October 1, 2012
The $46.8 million bond issue on the Nov. 6 ballot in Johnson County is a public safety issue. It proposes a secure Justice Center combining the sheriff’s office, jail and court-related offices, all attached to the existing Johnson County Courthouse.
Our historic courthouse and jail are outdated to the extent they represent a threat to public safety, security, access to justice, and the ability to provide services to meet current needs of Johnson County citizens.
The courthouse was built more than a century ago (1901) to serve a very different and significantly smaller population. (According to data from Auditor’s Office staff, 1900 census recorded Johnson County’s population at just 24,817, and even the 1980 county census was only 81,717. That compares to 130,882 in the 2010 census.)
The present county jail was opened more recently (1981) but is similarly outdated and out of compliance with state and federal regulations.
The most obvious courthouse security issues include:
• No secure entrance checkpoint to protect against anyone attempting to enter with weapons.
• No separate and secure entrance for deputies escorting criminal suspects.
• And no way to separate inmates from general public, jurors, employees, judges and others.
The most obvious safety issues include:
• Hallways and back stairs too narrow to be safe in emergencies.
• No automated sprinkler system.
• And only one entrance/exit accessible for disabled persons.
The courthouse also suffers from space issues that delay justice and increase costs in the judicial process.
Courtrooms are too small, too few and lack necessary technology. Also lacking are private meeting rooms, leaving narrow hallways as the only locations for mediation and lawyer-client conferences. Rooms are lacking for multiple jury deliberations, and there’s insufficient space for staff and files in county attorney and clerk of court offices.

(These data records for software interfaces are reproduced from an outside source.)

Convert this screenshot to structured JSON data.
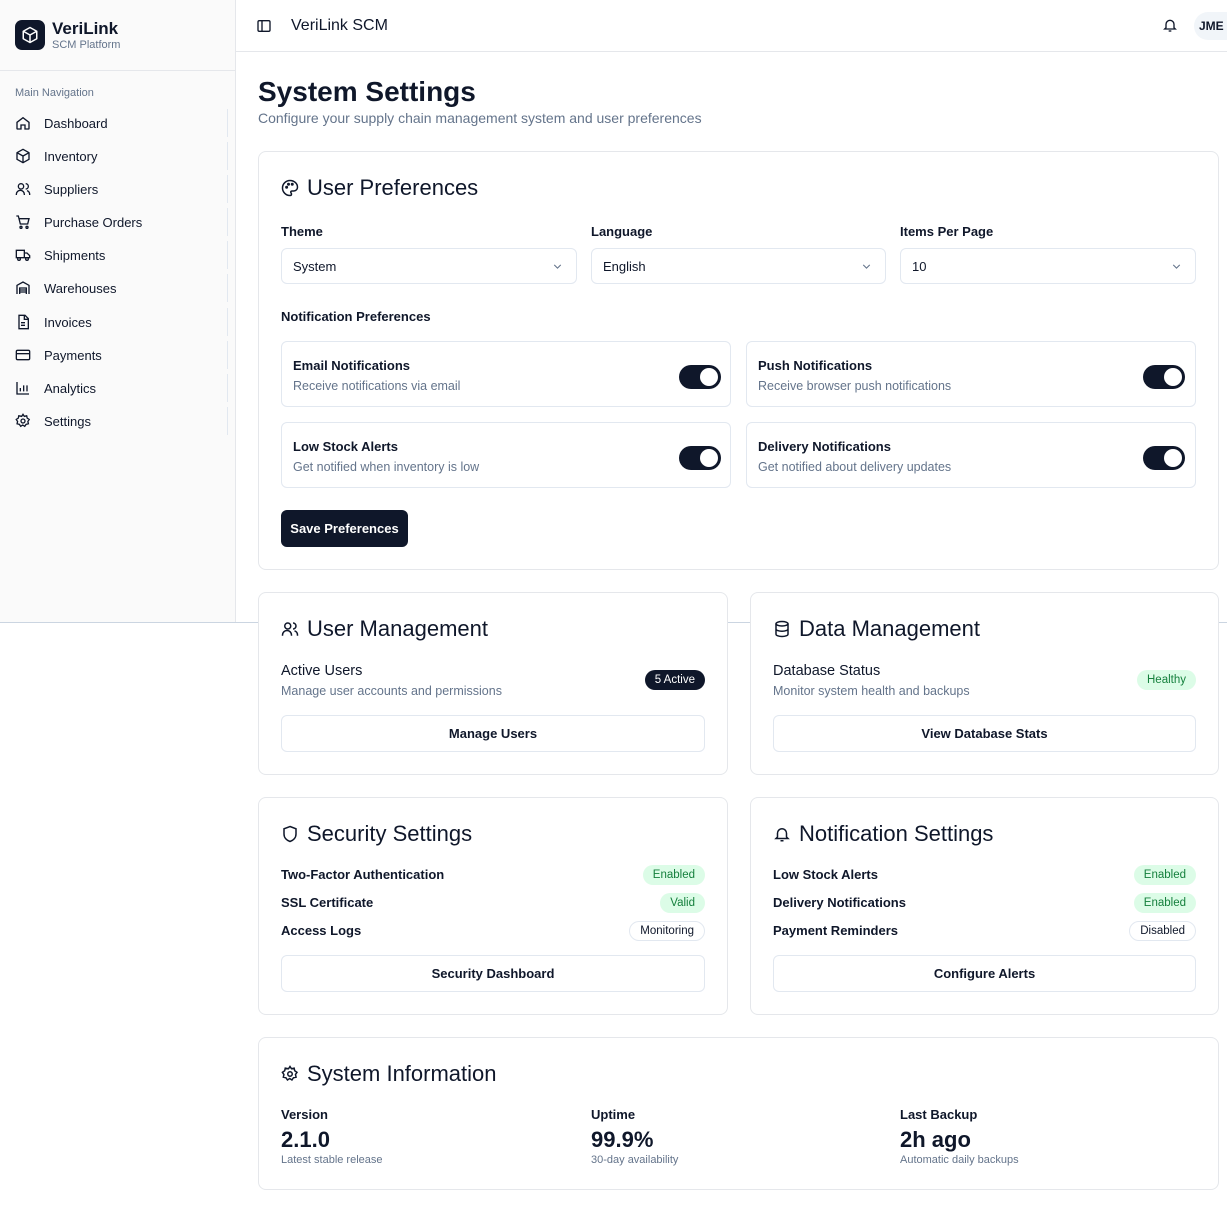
{
  "brand": {
    "name": "VeriLink",
    "subtitle": "SCM Platform"
  },
  "sidebar": {
    "section_label": "Main Navigation",
    "items": [
      {
        "label": "Dashboard",
        "icon": "home-icon"
      },
      {
        "label": "Inventory",
        "icon": "package-icon"
      },
      {
        "label": "Suppliers",
        "icon": "users-icon"
      },
      {
        "label": "Purchase Orders",
        "icon": "cart-icon"
      },
      {
        "label": "Shipments",
        "icon": "truck-icon"
      },
      {
        "label": "Warehouses",
        "icon": "warehouse-icon"
      },
      {
        "label": "Invoices",
        "icon": "file-icon"
      },
      {
        "label": "Payments",
        "icon": "credit-card-icon"
      },
      {
        "label": "Analytics",
        "icon": "chart-icon"
      },
      {
        "label": "Settings",
        "icon": "gear-icon"
      }
    ]
  },
  "header": {
    "title": "VeriLink SCM",
    "avatar": "JME"
  },
  "page": {
    "title": "System Settings",
    "subtitle": "Configure your supply chain management system and user preferences"
  },
  "user_preferences": {
    "title": "User Preferences",
    "theme": {
      "label": "Theme",
      "value": "System"
    },
    "language": {
      "label": "Language",
      "value": "English"
    },
    "items_per_page": {
      "label": "Items Per Page",
      "value": "10"
    },
    "notif_label": "Notification Preferences",
    "toggles": [
      {
        "title": "Email Notifications",
        "desc": "Receive notifications via email",
        "on": true
      },
      {
        "title": "Push Notifications",
        "desc": "Receive browser push notifications",
        "on": true
      },
      {
        "title": "Low Stock Alerts",
        "desc": "Get notified when inventory is low",
        "on": true
      },
      {
        "title": "Delivery Notifications",
        "desc": "Get notified about delivery updates",
        "on": true
      }
    ],
    "save_label": "Save Preferences"
  },
  "user_management": {
    "title": "User Management",
    "row_title": "Active Users",
    "row_desc": "Manage user accounts and permissions",
    "badge": "5 Active",
    "button": "Manage Users"
  },
  "data_management": {
    "title": "Data Management",
    "row_title": "Database Status",
    "row_desc": "Monitor system health and backups",
    "badge": "Healthy",
    "button": "View Database Stats"
  },
  "security": {
    "title": "Security Settings",
    "rows": [
      {
        "label": "Two-Factor Authentication",
        "status": "Enabled"
      },
      {
        "label": "SSL Certificate",
        "status": "Valid"
      },
      {
        "label": "Access Logs",
        "status": "Monitoring"
      }
    ],
    "button": "Security Dashboard"
  },
  "notification_settings": {
    "title": "Notification Settings",
    "rows": [
      {
        "label": "Low Stock Alerts",
        "status": "Enabled"
      },
      {
        "label": "Delivery Notifications",
        "status": "Enabled"
      },
      {
        "label": "Payment Reminders",
        "status": "Disabled"
      }
    ],
    "button": "Configure Alerts"
  },
  "system_info": {
    "title": "System Information",
    "items": [
      {
        "label": "Version",
        "value": "2.1.0",
        "desc": "Latest stable release"
      },
      {
        "label": "Uptime",
        "value": "99.9%",
        "desc": "30-day availability"
      },
      {
        "label": "Last Backup",
        "value": "2h ago",
        "desc": "Automatic daily backups"
      }
    ]
  },
  "colors": {
    "primary": "#0f172a",
    "muted": "#64748b",
    "success_bg": "#dcfce7",
    "success_text": "#15803d",
    "border": "#e5e7eb"
  }
}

The Johnson County Jail has totally different, but equally important, safety and security issues. Currently separated from the courthouse, it was built for an inmate capacity of 46, and later modified to accommodate 92. Yet the present average daily number of inmates ranges from 150 and 190.
That costs Johnson County taxpayers more than $1 million a year to house overflow inmates in jails in other counties. Crowded conditions, daily movement of inmates to and from the jail, and other deficiencies all increase risk of potential harm for public and law enforcement officers.
The proposed Justice Center is designed to resolve those critical safety, security and space problems. Each day that passes without addressing these problems negatively impacts our community by:
• Continuing to spend about $3,500 a day ($1.3 million a year) out of our county to accommodate inmate overflow.
• Risking public safety for our community, particularly personnel and public involved within Johnson County’s justice system.
• Missing a financial opportunity to take advantage of all-time low interest rates and delaying establishing equity in our county-owned building, rather than spending our tax dollars in other counties.
Safety and security are increasingly critical concerns in today’s society.
Residents of Johnson County need to be assured that when they utilize our courthouse — whether for a traffic violation, business matter, serving as a juror, or as an employee — they can do so in a secure and safe facility.
Our citizens also deserve a courthouse that is structurally sound, able to meet special needs requirements and has adequate space to provide the services our community expects.
And, of course, we need a jail facility that meets federal and state requirements, while putting an end to streaming tax dollars from our community to other counties.
This is the right time to do the right thing.
Local attorney Jim McCarragher was a member of the Johnson County Criminal Justice Coordinating Committee.